Be a Business Prepper | Subcontracting company
Preppers are people who think about and prepare for disaster, whether natural or man-made. While some view them as the jobs of paranoid lunatics, preppers view their efforts as just a form of insurance.
If we are not already in a recession, we soon will be. The signs are everywhere. Stocks are in a bear market. Inflation is out of control and the Federal Reserve is signaling that big rate hikes are coming. The Fed will try to massage it for the proverbial “soft landing”. It’s better to prepare for a hard shock and be over-prepared if it doesn’t come.
Given how the service and replacement side of the industry weathered COVID in 2020 and 2021, as well as the record profits enjoyed by many contractors in
1. Adopt an aggressive mindset
An economic downturn doesn’t need to affect your business. Let it affect your competitors. Decide now that when there is a recession, you will refuse to participate. It sounds simple, but of course it isn’t. It takes a steely mindset and a determination to fight through the challenges. You will be helped by the fact that
2. Identify your business sensitivity
Think about the worst thing that can happen to your business. It can be the loss of a major account, a salesman or technician who is raining, or a simple crash in demand. While you would work hard to overcome the loss, estimate the cost in gross profit if you took no action to replace the lost business. If you are still profitable, you can sleep easier. If you are not profitable, decide in advance what steps you can take to at least break even if the worst should happen. Then, work on creating other revenue streams to give your business more revenue diversity.
3. Accumulate money today
Today, when the weather and sales are hot and margins are high, keep a little more perspective than normal. Make the big investments, but reduce
When the recession hits, having a little extra cash on hand will comfort you.
When the recession hits, having a little extra cash on hand will comfort you. Remember, money is not cold and hard. He is warm and soft and you can cuddle him.
4. Exercise your line of credit

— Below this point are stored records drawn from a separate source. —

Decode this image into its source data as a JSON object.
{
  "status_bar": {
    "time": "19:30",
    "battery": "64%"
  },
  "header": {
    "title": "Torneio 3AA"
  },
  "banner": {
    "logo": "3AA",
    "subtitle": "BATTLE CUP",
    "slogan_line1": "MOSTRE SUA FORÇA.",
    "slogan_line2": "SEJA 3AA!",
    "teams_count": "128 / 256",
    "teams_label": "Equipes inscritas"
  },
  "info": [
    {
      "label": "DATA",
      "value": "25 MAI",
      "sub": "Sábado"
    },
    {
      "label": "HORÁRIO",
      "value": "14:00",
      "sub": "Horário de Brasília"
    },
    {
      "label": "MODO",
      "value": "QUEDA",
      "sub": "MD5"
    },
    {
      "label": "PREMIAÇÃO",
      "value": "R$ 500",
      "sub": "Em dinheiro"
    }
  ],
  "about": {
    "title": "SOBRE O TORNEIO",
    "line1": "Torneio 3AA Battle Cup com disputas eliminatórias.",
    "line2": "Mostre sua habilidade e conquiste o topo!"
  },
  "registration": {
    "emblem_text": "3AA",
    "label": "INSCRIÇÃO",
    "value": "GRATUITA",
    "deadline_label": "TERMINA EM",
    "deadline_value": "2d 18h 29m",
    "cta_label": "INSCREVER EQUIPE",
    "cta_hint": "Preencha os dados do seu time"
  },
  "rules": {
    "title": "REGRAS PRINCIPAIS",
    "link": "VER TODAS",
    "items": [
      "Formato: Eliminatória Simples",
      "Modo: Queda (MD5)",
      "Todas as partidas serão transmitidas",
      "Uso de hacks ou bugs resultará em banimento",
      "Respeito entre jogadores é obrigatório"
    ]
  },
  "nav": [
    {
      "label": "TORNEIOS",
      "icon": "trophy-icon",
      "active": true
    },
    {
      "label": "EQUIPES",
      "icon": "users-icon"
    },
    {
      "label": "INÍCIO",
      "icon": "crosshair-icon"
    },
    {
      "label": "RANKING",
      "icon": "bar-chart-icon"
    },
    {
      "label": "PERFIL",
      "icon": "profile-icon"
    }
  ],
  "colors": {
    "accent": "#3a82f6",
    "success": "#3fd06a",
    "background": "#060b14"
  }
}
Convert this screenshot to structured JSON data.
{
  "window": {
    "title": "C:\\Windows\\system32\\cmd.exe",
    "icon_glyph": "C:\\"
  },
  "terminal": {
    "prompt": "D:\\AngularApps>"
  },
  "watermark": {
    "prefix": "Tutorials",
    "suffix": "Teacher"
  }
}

If you don’t already have one, get a line of credit from a local bank, the one where you can establish a human relationship and build trust. Periodically exercise the line of credit and pay it off in a month or two, even if it costs you a few interest points. Like your muscles, your line of credit will atrophy if you don’t exercise it.
A big drop is a contraction of 3% to 8%. Enough market to constitute 3% to 8%.
5. Keep Calm and Carry On
When things do go wrong, your team will know. If you show a little fear, they will feel terror. You need the whole team to Bring together and focus on business challenges. If they are terrified, they will worry about their work, be depressed and unmotivated. No matter how you feel on the inside, you should appear unfazed, positive, and cheerful on the outside without being Pollyannish. Admit there are challenges, but show confidence that you will beat them if everyone unites.
6. When sales slow, market more
When it gets harder to find a client, you have to work harder, although most entrepreneurs do the opposite. That’s good for you. Try harder, more
7. Look for bargains
In times of recession, there are good deals to be had. Some entrepreneurs will close shop. Be prepared to buy businesses with good customer lists. If you run out of money or financing for an outright purchase, ask the seller to finance or pay a commission on sales to the seller’s customers over the next few years.
Matt Michel is president of Service Nation and a member of the Contracting Business Hall of Fame. You can reach him at [email protected] or 214.995.8889.